Expect Kameron Chatman to play the majority of, if not all, of his time at the four position. For all intents and purposes, the three and the four are the same position in Michigan’s offense – they are just on opposite sides of the floor. John Beilein started referring to the three and four positions as the right and left side forwards and Chatman is an ideal fit as a right side forward to replace Glenn Robinson III.
Michigan’s rotation in Italy started with Irvin and Chatman at the three and four respectively and when Aubrey Dawkins would check in to replace either player – the starter still on the floor would move to the four. This allows Chatman and Dawkins to only learn one position while Irvin (who played backup minutes at the four last season) can play both.
Chatman is a natural lefty, which means he’ll be comfortable initiating the offense from the right wing (driving into the middle of the floor). While he’s a natural fit for the position, he’s a very different player than the man that he’ll replace. Robinson was known for his athleticism and finishing ability at the four, two traits that aren’t necessarily Chatman’s bread and butter.
Instead, Chatman will give Michigan a more mature offensive player without quite as much athleticism. Measuring in at 6-foot-7, Chatman has the height to play the position and he also has impressive ball-handling and passing ability to go along with a smooth mid-range jumper and a great basketball IQ.

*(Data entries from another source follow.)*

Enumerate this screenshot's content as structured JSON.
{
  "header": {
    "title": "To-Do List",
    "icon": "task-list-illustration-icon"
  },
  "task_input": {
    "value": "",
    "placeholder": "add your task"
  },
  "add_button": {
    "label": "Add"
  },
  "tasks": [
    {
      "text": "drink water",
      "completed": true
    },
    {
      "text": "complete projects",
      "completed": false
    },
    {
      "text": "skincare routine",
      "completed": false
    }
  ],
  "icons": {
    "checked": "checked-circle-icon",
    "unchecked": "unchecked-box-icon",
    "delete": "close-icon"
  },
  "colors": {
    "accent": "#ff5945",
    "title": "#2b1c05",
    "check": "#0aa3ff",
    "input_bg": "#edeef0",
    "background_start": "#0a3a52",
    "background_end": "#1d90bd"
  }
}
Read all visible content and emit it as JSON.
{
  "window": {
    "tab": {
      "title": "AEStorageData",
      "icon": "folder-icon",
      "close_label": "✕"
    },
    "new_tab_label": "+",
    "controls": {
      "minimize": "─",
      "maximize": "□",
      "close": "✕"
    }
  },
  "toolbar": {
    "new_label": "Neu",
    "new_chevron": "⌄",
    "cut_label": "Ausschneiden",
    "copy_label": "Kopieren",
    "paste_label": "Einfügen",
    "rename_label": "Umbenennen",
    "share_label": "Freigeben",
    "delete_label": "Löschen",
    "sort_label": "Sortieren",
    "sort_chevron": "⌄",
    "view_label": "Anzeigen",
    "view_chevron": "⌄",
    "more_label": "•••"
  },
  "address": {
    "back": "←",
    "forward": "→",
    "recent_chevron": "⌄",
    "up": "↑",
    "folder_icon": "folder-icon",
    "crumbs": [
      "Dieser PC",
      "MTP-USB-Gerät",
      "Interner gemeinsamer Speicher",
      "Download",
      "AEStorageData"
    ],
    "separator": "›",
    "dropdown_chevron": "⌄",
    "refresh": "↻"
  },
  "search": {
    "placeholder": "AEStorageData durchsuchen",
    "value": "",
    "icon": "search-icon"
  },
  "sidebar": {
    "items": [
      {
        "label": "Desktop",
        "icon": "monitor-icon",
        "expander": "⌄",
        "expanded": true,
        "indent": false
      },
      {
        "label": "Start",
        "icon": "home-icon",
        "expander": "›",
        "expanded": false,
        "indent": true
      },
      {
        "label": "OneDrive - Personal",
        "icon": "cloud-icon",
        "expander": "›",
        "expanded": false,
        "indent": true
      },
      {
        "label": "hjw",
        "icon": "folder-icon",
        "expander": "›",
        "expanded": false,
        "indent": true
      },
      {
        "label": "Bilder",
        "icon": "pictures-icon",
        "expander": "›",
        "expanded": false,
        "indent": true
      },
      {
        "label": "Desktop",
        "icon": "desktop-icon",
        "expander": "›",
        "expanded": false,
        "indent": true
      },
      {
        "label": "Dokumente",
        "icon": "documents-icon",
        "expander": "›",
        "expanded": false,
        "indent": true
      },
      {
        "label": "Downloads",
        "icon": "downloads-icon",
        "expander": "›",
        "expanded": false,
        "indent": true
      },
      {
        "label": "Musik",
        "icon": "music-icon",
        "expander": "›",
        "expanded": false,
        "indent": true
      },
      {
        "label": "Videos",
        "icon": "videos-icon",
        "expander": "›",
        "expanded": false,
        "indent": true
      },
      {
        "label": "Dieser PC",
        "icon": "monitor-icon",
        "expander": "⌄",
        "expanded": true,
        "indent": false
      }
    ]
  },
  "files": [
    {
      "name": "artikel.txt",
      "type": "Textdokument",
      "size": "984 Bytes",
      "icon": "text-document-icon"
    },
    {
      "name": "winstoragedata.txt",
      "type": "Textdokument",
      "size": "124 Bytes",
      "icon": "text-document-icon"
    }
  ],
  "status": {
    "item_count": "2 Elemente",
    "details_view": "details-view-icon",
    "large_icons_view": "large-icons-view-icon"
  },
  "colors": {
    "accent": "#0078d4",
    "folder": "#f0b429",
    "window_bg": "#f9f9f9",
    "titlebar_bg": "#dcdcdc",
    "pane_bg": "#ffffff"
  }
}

Wilson missed Michigan’s summer trip to Italy (and the practices leading up to it) with a broken pinkie finger. Those were valuable reps and minutes that he missed, so he’s a bit behind the curve compared to Michigan’s other freshmen. Kameron Chatman, Ricky Doyle and Mark Donnal have all gotten in-game reps in the front court. But Wilson still brings an element that Michigan doesn’t have: he’s longer and more athletic than any of Michigan’s other options in the front court. He needs to add muscle but he could give the Wolverines that finishing and shot blocking option that they lack around the basket. For those reasons, I expect we’ll see Michigan give Wilson a chance, even if he’s playing catch up to open the season.
@ChrisUlvinen: What do you think the offensive identity will be when it comes down to crunch time?
I have a hard time seeing the ball in anyone other than Caris LeVert’s hands in crunch time. There are obviously some other options (Derrick Walton made a handful of huge, clutch plays on the road last season and Zak Irvin could lead Michigan in scoring), but LeVert is the most complete player with the ball in his hands. He can run ball screens or isolation sets, he can shoot the ball or get to the rim, or even find a teammate. You want the ball in the hands of your best creator, not necessarily your best scorer late in games. LeVert can create his own offense, but he’ll also be able to find Irvin and Walton for potential big shots.
A great example of this was Nik Stauskas passing to Jordan Morgan late in Michigan’s Big Ten Tournament win over Illinois. Morgan was never the primary option, but Michigan had an offensive weapon that wasn’t afraid to distribute the ball late in the clock. Last year was an interesting case study for ‘crunch time’ production overall because Michigan gave the ball to so many different people, unlike the two years before where the ball was almost always in Trey Burke’s hands. We saw Nik Stauskas, Glenn Robinson III, Caris LeVert and Derrick Walton all have their number called at one point or another late in games in 2013-14.
@Brian_Groesser: What is a reasonable expectation of collective production out of the 5 spot this season?
It’s not so much what Michigan gets from Mark Donnal, Ricky Doyle and potentially DJ Wilson on the stat sheet that will worry John Beilein most. The keys will be whether Michigan can: a) defend opposing five men successfully and b) clean up the defensive glass.
Jordan Morgan was critical to Michigan’s success throughout most of his career, but his statistical production was never all too important. Morgan only reached double-figures five times during the regular season last year before exploding in the NCAA tournament and averaging close to a double-double. What he did well was anchor the defense, keep Michigan respectable on the defensive glass and finish around the basket with ruthless efficiency.
In an ideal world Michigan would probably hope for about a double-double combined from all of its options at the five position, but it can live without that. Pay closer attention to Michigan’s defensive rebounding rate and see whether it can hover around 70% and whether it can hold up against bigger opponents.
@xDQ44: Most likely breakout star not named LeVert or Irvin? Someone like Chatman, Donnal, Doyle, etc.
Well it’s tough to breakout as a freshman, because there’s not really a benchmark to compare. But LeVert, Irvin, Walton and Albrecht are Michigan’s only returning rotation players so there aren’t too many candidates. I still think Derrick Walton is poised for a big season, despite his pedestrian numbers during Michigan’s Italian tour. Walton was very good as a freshman, but is capable of taking on a much bigger role in the offense. We’ve discussed his breakout potential earlier this summer and at this point it’s tough to bet against Beilein and Lavall Jordan’s ability to develop point guards.